Dominant PRA is an autosomal dominant trait and a form of Progressive Retinal Atrophy that affects English Mastiffs and Bullmastiffs. PRA is an eye disorder that causes the rod and cone cells to deteriorate over time, eventually leading to complete blindness. Dogs that are affected by this disorder often appear to have clinically normal eyes until around age 2-3 years old when the cells begin to die and vision loss increases. Some pups show signs of night-blindness by 6 weeks of age. By the age of 3-4 years most affected dogs are completely blind.
As the name suggests, PRA in the Mastiff breeds is a dominant condition. This means that a dog only needs to inherit one copy of the defective gene to be affected by the disease. A dog that is homozygous affected (meaning he has two copies of the mutation) will always produce affected offspring. A dog that is heterozygous affected (meaning that he only has one copy of the mutation) could pass on either allele to his offspring. This makes DNA testing an important tool, as the disease is often not detected until a dog has already been bred.

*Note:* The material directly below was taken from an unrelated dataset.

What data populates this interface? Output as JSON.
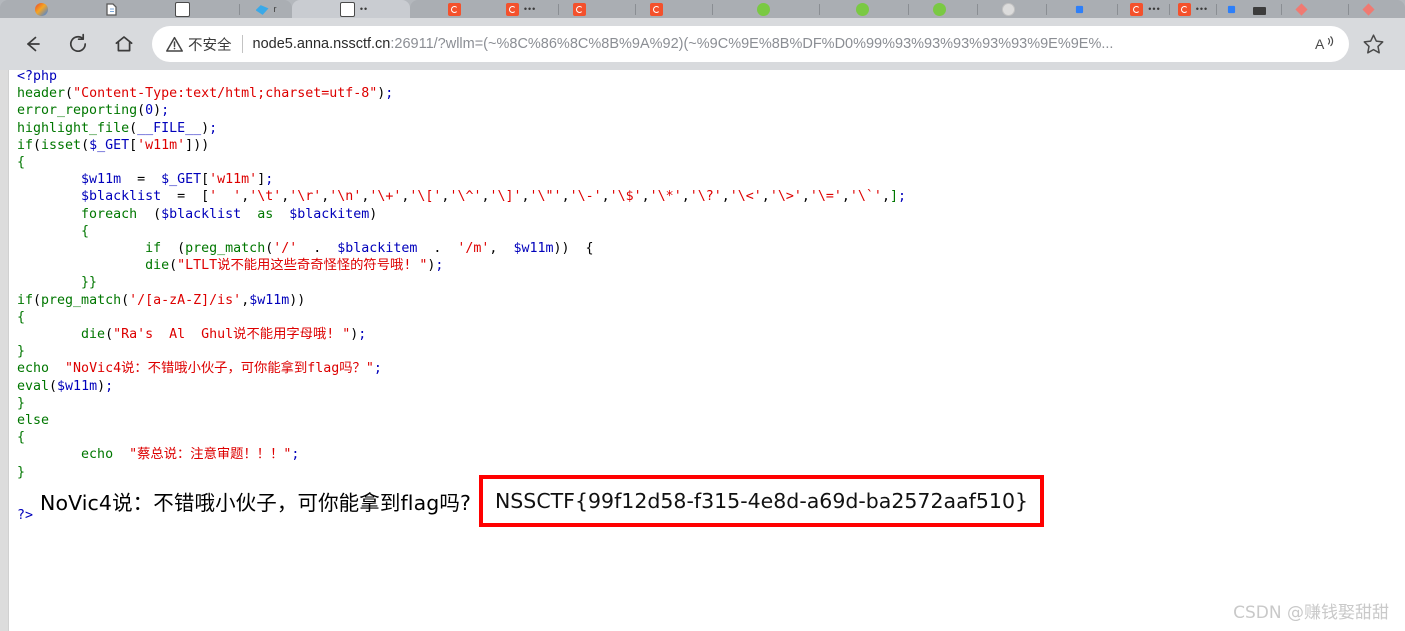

Animal Genetics accepts buccal swab, blood, and dewclaw samples for testing. Sample collection kits are available and can be ordered at test now.
Test Is Relevant To the Following Breeds:
English Mastiff, Bullmastiff
Animal Genetics offers DNA testing for Dominant PRA. The genetic test verifies the presence of the Dominant PRA Gene and presents results as one of the following:
|PRA/PRA||Affected||The dog carries two copies of the mutant gene and is homozygous for Dominant PRA. This dog will be affected and will always pass on the defective gene, producing all affected puppies.|
|PRA/n||Affected||Both the normal and mutant copies of the gene detected. The dog is affected by PRA and could pass on either the normal or mutant allele to any offspring.|
|n/n||Clear||Dog tested negative for the Dominant PRA mutation and will not pass on the defective gene to its offspring.|